An indexed triangle list for a mesh with two triangles is shown below:
For proper lighting, meshes must have surface normals defined for each vertex. A surface normal is a vector of unit length that is perpendicular to the surface at that point as shown below.
Normals are computed in a variety of ways. A straightforward algorithm to compute a normal for a position is to normalize the average the cross products of all adjacent incident edges to that position. Once computed, normals should be stored in a separate collection that has a one-to-one mapping with the position collection. The normal at index i in the normal collection is the normal for the position at index i in the position collection as shown below.
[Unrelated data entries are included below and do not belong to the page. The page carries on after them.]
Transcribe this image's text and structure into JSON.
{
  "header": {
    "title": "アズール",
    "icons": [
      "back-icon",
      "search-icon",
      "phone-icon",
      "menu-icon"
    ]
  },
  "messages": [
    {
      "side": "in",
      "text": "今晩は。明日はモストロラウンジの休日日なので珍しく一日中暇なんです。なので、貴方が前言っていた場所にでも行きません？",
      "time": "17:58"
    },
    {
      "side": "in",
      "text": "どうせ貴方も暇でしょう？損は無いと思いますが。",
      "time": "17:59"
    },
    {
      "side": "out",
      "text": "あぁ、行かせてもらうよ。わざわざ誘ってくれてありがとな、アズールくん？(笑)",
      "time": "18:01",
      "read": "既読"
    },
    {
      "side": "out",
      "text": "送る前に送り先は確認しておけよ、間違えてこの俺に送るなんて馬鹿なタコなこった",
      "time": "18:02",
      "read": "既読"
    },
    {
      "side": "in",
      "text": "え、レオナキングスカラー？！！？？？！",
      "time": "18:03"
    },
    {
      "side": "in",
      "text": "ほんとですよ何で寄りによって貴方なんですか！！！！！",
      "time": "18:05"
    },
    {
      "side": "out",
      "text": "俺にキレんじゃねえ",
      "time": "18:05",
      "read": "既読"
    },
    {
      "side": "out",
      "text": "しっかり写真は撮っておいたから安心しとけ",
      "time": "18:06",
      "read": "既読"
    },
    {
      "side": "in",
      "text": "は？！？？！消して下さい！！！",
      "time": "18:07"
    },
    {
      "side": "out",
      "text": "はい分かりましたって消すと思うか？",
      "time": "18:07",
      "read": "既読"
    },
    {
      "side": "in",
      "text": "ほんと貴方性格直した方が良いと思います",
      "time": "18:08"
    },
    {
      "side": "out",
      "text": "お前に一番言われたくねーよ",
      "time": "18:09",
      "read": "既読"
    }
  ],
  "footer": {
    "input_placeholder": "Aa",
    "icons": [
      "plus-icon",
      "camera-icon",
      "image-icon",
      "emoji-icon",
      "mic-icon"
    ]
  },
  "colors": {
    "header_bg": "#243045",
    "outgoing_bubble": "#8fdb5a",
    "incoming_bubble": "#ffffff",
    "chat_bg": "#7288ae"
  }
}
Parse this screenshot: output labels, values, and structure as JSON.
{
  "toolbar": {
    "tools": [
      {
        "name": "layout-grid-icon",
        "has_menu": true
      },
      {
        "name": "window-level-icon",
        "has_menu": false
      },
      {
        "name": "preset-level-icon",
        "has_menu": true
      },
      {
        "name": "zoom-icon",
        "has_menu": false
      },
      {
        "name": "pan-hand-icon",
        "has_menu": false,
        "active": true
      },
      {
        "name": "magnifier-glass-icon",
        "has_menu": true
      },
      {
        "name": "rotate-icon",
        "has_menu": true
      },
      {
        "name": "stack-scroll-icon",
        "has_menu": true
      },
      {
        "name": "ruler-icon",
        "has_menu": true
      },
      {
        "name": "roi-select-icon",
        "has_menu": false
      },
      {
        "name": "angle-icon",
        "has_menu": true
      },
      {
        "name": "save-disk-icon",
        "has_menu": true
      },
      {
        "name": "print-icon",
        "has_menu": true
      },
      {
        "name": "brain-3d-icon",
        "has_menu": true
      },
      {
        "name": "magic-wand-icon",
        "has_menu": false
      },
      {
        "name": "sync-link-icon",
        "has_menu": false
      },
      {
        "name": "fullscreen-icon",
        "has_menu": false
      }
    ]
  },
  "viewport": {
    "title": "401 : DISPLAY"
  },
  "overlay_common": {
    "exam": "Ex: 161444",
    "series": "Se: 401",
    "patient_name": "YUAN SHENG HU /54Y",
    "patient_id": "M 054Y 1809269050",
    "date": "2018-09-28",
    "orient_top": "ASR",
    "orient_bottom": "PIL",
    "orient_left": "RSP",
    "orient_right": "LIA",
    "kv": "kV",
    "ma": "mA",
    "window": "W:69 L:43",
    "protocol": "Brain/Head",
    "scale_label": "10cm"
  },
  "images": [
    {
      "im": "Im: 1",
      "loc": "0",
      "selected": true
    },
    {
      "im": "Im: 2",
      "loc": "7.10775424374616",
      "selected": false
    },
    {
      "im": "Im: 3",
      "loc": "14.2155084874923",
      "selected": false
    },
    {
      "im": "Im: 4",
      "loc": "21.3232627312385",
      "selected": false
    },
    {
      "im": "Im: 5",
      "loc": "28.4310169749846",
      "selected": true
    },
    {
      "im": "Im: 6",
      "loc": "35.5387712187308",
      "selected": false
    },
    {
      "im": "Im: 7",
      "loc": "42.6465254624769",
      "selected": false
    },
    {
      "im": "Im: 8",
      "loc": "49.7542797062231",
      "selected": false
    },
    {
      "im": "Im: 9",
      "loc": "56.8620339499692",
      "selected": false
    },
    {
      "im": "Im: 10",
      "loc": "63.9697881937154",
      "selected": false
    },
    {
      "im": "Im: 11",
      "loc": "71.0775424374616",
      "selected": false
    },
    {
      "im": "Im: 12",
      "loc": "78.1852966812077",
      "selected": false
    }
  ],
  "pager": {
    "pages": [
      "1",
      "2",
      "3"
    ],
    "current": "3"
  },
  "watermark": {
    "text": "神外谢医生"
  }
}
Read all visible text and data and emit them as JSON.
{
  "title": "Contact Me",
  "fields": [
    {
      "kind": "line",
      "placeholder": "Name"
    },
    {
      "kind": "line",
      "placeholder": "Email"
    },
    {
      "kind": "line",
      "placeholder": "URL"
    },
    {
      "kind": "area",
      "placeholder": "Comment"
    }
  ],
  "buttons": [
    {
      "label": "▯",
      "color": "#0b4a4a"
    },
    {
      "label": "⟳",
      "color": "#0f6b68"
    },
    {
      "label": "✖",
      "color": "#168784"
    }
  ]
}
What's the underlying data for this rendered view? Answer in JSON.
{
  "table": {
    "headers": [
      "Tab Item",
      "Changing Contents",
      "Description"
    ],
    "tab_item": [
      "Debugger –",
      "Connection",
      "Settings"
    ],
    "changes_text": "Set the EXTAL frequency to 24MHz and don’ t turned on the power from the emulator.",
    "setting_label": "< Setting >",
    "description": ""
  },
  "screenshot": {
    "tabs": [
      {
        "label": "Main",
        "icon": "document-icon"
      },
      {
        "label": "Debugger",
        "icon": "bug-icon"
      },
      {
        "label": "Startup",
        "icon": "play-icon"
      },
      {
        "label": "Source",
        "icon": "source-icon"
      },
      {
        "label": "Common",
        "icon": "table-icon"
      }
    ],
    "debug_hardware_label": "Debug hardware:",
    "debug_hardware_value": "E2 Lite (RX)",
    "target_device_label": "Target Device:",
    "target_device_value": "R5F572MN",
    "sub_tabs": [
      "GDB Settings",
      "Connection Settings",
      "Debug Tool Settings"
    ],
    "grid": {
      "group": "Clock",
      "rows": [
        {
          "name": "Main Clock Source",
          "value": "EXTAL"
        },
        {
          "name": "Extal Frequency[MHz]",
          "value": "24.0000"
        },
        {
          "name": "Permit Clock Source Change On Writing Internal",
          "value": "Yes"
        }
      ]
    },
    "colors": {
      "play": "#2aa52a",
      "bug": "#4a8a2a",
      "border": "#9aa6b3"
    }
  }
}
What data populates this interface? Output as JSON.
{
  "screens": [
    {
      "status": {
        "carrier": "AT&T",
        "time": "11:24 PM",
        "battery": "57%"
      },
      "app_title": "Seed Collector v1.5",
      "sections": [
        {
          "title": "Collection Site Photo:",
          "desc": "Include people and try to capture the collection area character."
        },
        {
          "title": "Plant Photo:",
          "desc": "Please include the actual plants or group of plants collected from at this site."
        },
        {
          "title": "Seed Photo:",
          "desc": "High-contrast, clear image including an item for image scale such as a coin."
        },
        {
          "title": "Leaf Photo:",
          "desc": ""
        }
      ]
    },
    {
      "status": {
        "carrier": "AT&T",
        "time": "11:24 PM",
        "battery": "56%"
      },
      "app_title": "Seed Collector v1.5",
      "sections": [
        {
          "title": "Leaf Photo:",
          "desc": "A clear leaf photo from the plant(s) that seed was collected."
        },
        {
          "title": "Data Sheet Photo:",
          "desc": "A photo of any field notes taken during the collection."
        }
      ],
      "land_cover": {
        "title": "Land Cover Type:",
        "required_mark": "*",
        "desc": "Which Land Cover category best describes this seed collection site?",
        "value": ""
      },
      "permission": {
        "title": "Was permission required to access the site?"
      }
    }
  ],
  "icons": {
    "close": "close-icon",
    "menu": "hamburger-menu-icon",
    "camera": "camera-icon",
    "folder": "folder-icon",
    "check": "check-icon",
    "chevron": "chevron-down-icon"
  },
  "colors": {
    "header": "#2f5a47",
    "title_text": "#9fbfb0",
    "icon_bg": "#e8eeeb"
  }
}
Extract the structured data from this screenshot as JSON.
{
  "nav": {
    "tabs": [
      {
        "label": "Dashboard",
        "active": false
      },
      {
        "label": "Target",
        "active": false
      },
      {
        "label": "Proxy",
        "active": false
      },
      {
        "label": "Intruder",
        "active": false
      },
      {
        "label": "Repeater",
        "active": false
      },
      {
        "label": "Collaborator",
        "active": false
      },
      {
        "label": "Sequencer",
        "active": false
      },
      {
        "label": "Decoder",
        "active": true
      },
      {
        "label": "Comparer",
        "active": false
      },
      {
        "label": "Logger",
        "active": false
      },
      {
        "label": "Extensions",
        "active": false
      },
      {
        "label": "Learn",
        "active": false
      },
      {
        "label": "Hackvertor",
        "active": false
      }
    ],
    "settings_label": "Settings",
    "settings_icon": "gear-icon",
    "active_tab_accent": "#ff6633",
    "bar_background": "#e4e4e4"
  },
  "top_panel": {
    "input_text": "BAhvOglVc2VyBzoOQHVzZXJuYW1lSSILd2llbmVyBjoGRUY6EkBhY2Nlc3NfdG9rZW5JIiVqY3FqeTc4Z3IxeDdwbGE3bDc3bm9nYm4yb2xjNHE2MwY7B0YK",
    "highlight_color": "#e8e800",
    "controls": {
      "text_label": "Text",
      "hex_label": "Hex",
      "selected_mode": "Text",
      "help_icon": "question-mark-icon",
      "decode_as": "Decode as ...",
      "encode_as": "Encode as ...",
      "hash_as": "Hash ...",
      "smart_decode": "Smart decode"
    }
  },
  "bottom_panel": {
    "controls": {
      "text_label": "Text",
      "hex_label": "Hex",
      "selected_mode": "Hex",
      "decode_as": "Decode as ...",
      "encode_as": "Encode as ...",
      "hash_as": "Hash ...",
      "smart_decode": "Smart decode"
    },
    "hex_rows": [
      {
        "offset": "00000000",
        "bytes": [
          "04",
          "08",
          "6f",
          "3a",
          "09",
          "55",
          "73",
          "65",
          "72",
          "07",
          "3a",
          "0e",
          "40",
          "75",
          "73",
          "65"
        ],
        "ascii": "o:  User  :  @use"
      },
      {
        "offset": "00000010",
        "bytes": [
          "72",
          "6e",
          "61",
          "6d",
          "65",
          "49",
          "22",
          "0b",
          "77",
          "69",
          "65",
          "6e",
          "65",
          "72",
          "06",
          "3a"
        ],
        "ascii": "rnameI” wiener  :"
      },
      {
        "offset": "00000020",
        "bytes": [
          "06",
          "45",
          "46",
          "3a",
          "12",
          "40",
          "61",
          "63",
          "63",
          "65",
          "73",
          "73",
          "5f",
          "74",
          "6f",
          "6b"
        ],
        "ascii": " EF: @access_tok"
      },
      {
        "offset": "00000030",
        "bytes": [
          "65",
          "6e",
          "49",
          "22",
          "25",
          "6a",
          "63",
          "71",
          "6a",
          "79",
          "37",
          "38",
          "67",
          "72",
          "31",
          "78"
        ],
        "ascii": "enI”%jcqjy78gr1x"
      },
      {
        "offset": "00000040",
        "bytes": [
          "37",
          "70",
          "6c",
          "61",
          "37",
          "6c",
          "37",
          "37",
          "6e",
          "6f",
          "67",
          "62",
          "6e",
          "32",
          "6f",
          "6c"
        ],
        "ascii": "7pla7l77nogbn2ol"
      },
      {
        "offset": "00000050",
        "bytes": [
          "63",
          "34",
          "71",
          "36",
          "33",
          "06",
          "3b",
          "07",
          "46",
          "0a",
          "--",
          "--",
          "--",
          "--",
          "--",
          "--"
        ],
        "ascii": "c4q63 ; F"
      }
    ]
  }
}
The following code example creates a triangle mesh with two triangles. The normals are the surface normals of the ellipsoid when the vertex is projected onto the surface.
Cartographic p0 = new Cartographic(Trig.DegreesToRadians(-5), Trig.DegreesToRadians(-5), 75000); Cartographic p1 = new Cartographic(Trig.DegreesToRadians(5), Trig.DegreesToRadians(-5), 75000); Cartographic p2 = new Cartographic(Trig.DegreesToRadians(-5), Trig.DegreesToRadians(5), 75000); Cartographic p3 = new Cartographic(Trig.DegreesToRadians(5), Trig.DegreesToRadians(5), 75000); Ellipsoid shape = CentralBodiesFacet.GetFromContext().Earth.Shape; List<Cartesian> positions = new List<Cartesian> { shape.CartographicToCartesian(p0), shape.CartographicToCartesian(p1), shape.CartographicToCartesian(p2), shape.CartographicToCartesian(p3) }; List<Cartesian> normals = new List<Cartesian> { Ellipsoid.SurfaceNormal(p0), Ellipsoid.SurfaceNormal(p1), Ellipsoid.SurfaceNormal(p2), Ellipsoid.SurfaceNormal(p3) }; List<int> indices = new List<int> { 0, 1, 2, 1, 3, 2 }; TriangleMeshPrimitive mesh = new TriangleMeshPrimitive(SetHint.Infrequent); mesh.Set(positions, normals, indices); mesh.Wireframe = true; SceneManager.Primitives.Add(mesh);